18. N. Solomou, C. Bicchi, B. Sgorbini, E. Psillakis, Vacuum-assisted headspace sorptive extraction: Theoretical considerations and proof-of-concept extraction of polycyclic aromatic hydrocarbons from water samples, Anal. Chim. Acta. (2019). doi:10.1016/j.aca.2019.10.050.
19. S. Risticevic, E. Carasek, J. Pawliszyn, Headspace solid-phase microextraction-gas chromatographic-time-of-flight mass spectrometric methodology for geographical origin verification of coffee, Anal. Chim. Acta. 617 (2008) 72–84. doi:10.1016/j.aca.2008.04.009.
20. T.H. Borges, E. Ramalhosa, I. Seiquer, J.A. Pereira, Use of response surface methodology (Rsm) for the identification of the best extraction conditions for headspace solid-phase micro extraction (hs-spme) of the volatile profile of cv. arbequina extra-virgin olive oil, Eur. J. Lipid Sci. Technol. 120 (2018). doi:10.1002/ejlt.201700356.
21. L. Cerretani, M.D. Salvador, A. Bendini, G. Fregapane, Relationship between sensory evaluation performed by Italian and spanish official panels and volatile and phenolic profiles of virgin olive oils, Chemosens. Percept. 1 (2008) 258–267. doi:10.1007/s12078-008-9031-3.
22. S. Ben Temime, E. Campeol, P.L. Cioni, D. Daoud, M. Zarrouk, Volatile compounds from Chétoui olive oil and variations induced by growing area, Food Chem. 99 (2006) 315–325. doi:10.1016/J.FOODCHEM.2005.07.046.


Free to read

This article has been unlocked and is ready to read.


Digital Edition

Chromatography Today - March 2021

March 2021

In This Edition Modern & Practical Applications - Advancing Effective Glycan Analysis - Delivering the Power of Ion Mobility Spectrometry - Mass Spectrometry to the Point of Analysis - The...

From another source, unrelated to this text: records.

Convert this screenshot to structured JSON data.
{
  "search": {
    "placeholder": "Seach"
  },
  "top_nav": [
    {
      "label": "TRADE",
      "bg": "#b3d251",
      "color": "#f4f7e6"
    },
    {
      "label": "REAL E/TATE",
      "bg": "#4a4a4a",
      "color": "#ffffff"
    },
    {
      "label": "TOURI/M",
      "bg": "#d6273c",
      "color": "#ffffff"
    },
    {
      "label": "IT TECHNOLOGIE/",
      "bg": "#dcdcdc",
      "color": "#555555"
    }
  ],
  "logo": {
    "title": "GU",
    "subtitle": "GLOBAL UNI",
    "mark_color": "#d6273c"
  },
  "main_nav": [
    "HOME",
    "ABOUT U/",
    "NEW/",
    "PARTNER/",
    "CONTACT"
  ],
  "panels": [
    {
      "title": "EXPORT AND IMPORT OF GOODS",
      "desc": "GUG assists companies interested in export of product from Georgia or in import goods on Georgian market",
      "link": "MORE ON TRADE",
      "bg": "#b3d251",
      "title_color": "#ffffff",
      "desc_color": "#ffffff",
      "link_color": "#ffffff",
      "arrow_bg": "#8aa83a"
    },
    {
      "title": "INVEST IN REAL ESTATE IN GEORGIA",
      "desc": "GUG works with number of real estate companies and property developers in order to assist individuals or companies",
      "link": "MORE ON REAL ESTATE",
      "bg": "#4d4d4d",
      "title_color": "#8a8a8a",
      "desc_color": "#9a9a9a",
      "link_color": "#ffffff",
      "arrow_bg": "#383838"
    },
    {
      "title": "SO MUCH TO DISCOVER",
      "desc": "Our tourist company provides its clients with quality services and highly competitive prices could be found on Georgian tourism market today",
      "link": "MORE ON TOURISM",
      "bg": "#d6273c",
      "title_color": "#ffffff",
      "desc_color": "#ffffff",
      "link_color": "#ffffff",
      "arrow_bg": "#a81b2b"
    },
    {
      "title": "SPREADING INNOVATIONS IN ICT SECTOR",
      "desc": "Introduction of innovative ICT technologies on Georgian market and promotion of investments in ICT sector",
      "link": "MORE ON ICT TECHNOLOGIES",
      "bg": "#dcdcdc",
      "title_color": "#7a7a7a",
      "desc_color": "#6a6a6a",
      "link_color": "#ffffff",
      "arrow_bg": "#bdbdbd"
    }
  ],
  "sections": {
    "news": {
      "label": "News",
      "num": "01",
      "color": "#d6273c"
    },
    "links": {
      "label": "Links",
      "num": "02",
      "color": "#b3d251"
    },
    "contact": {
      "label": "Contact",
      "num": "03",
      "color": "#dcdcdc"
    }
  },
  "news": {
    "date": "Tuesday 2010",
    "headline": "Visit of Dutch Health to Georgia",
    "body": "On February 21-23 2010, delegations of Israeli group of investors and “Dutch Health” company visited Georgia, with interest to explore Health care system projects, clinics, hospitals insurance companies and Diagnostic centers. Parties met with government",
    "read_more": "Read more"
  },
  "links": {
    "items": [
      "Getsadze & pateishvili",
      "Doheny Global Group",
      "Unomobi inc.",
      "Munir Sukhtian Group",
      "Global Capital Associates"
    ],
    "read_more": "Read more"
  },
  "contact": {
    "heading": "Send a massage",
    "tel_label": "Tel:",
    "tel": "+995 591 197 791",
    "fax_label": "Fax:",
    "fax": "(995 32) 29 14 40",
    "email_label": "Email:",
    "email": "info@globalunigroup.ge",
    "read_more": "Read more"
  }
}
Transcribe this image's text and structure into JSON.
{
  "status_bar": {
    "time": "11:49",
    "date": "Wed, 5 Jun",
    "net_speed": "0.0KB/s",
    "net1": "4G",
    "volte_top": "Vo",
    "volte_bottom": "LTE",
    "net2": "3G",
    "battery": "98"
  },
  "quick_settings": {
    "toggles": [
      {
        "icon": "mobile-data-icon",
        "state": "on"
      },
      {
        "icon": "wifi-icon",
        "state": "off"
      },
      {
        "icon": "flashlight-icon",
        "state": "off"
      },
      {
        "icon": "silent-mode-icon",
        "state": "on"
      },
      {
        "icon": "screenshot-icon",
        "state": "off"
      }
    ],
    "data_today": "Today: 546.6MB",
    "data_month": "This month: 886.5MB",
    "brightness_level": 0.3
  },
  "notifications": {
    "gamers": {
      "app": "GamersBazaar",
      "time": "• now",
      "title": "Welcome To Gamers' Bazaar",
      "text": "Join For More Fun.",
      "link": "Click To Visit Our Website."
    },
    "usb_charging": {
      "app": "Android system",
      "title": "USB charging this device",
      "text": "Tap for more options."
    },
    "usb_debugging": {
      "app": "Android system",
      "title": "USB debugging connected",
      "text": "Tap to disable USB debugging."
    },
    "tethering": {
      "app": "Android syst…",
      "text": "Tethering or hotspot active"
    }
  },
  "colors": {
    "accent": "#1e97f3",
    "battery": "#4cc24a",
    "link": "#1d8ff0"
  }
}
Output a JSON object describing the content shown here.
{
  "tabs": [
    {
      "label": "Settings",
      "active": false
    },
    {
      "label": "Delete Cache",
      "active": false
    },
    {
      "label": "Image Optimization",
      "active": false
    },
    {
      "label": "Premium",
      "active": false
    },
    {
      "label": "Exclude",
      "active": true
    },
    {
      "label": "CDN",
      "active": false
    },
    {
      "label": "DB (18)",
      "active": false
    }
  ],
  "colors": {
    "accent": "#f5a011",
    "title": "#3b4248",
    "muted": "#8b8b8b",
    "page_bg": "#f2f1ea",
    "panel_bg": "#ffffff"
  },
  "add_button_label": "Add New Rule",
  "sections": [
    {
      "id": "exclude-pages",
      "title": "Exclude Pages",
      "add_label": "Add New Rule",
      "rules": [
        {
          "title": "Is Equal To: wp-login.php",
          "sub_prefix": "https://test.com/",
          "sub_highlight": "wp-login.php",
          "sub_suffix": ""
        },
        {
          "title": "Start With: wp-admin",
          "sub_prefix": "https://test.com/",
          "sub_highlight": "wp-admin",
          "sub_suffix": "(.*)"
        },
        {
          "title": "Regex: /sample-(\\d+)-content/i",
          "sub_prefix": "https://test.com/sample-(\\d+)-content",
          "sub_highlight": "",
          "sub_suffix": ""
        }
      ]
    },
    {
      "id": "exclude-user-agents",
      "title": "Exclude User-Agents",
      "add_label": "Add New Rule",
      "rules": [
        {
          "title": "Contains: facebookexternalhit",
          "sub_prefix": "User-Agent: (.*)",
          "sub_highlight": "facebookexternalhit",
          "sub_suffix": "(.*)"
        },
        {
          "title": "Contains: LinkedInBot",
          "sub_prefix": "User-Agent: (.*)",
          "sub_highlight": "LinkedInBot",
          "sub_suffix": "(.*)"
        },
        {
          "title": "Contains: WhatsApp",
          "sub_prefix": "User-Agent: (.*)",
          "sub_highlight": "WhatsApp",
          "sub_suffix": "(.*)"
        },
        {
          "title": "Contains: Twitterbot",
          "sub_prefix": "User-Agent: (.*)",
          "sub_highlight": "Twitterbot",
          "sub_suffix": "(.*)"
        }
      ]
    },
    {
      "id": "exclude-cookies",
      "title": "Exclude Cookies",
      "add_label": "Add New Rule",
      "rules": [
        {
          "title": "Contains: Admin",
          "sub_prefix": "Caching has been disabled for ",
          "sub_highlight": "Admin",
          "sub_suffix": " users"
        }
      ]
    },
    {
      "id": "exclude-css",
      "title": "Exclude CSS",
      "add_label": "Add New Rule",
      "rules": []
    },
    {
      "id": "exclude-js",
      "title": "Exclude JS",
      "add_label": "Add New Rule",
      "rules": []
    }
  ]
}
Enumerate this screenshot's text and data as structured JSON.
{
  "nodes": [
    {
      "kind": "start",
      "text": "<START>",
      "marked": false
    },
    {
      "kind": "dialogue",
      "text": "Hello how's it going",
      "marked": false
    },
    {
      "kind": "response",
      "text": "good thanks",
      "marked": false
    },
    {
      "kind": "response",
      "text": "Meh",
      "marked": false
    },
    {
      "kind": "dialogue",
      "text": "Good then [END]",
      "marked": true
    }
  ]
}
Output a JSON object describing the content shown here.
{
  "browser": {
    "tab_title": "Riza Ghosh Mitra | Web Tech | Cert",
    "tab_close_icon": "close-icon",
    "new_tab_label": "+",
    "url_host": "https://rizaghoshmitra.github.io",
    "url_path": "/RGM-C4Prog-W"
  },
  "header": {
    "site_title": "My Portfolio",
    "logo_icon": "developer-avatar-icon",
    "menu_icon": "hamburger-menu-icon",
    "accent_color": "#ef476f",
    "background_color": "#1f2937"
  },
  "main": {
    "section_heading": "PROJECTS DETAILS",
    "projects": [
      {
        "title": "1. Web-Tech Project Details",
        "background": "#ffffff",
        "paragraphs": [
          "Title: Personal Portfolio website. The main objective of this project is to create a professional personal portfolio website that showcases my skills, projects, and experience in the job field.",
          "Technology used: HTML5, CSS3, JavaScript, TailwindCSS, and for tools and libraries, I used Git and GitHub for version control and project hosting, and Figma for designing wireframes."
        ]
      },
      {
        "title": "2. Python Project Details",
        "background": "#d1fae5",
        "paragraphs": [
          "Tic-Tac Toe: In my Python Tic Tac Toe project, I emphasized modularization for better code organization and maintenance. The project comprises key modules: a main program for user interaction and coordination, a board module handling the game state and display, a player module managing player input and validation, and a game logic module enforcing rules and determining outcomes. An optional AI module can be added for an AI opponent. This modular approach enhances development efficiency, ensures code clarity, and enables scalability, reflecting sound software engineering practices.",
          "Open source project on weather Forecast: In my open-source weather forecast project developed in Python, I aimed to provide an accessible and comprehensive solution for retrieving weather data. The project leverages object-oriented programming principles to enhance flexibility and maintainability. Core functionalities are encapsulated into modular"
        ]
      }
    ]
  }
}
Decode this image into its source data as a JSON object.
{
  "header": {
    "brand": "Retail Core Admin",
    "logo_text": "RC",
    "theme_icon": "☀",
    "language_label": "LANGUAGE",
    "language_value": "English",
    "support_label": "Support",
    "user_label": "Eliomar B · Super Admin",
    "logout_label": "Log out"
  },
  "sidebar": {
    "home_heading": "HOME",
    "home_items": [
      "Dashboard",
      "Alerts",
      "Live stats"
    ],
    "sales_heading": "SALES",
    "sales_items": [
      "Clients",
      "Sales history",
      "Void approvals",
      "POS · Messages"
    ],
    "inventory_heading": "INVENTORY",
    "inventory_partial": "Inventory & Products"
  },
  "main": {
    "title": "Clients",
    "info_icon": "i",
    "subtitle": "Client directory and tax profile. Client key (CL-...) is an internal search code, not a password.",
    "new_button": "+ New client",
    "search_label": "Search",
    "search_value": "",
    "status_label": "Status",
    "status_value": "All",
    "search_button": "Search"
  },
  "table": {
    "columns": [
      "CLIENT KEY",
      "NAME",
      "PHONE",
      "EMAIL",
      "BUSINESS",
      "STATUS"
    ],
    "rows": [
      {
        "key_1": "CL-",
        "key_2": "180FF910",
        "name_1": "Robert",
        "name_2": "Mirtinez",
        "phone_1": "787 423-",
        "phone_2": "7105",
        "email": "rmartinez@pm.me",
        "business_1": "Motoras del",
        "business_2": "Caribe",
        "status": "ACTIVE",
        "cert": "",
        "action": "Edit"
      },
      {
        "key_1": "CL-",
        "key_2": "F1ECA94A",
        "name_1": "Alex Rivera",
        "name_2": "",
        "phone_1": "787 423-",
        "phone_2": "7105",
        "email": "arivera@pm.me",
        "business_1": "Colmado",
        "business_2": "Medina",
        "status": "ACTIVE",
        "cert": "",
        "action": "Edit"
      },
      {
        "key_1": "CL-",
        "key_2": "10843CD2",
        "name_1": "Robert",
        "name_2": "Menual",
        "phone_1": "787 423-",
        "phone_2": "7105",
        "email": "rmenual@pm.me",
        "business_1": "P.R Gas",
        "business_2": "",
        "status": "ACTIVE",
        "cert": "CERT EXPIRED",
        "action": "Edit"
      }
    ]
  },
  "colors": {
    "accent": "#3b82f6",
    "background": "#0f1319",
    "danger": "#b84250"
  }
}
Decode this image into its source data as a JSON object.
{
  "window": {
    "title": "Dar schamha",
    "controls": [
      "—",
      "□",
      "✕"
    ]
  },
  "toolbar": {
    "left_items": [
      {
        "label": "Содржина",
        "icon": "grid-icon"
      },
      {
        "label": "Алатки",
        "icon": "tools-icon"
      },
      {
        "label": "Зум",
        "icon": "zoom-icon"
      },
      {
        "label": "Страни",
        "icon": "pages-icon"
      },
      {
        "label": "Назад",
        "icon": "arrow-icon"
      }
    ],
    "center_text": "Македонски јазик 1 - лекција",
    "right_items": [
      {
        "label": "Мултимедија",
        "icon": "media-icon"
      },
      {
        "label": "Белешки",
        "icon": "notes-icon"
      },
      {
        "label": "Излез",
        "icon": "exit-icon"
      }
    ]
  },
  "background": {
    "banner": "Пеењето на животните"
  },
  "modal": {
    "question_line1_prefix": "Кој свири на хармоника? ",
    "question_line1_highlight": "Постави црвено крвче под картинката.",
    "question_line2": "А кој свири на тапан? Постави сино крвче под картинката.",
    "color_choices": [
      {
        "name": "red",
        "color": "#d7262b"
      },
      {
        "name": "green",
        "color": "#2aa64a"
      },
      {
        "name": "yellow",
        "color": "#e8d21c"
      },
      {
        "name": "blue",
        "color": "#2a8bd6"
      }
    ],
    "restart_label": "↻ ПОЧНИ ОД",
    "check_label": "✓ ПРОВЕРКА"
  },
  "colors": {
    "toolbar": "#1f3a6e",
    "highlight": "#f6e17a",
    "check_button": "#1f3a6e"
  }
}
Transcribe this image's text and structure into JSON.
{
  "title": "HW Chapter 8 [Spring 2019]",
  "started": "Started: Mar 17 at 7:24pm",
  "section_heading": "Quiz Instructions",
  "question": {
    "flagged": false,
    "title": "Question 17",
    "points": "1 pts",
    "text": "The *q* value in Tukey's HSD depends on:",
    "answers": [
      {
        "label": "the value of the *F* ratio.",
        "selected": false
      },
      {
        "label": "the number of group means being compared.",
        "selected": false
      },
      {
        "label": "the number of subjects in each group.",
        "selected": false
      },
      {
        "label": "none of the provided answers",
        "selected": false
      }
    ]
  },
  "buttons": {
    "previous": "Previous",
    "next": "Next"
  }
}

View all digital editions



May 09 2021 Fort Worth, Tx, USA

e-PREP 2021

Jun 06 2021 Virtual event


Jun 21 2021 Dubai, UAE & Online


Jun 29 2021 Ljubljana, Slovenia

EuroAnalysis 2021 - cancelled

Aug 22 2021 Nijmegen, Netherlands

View all events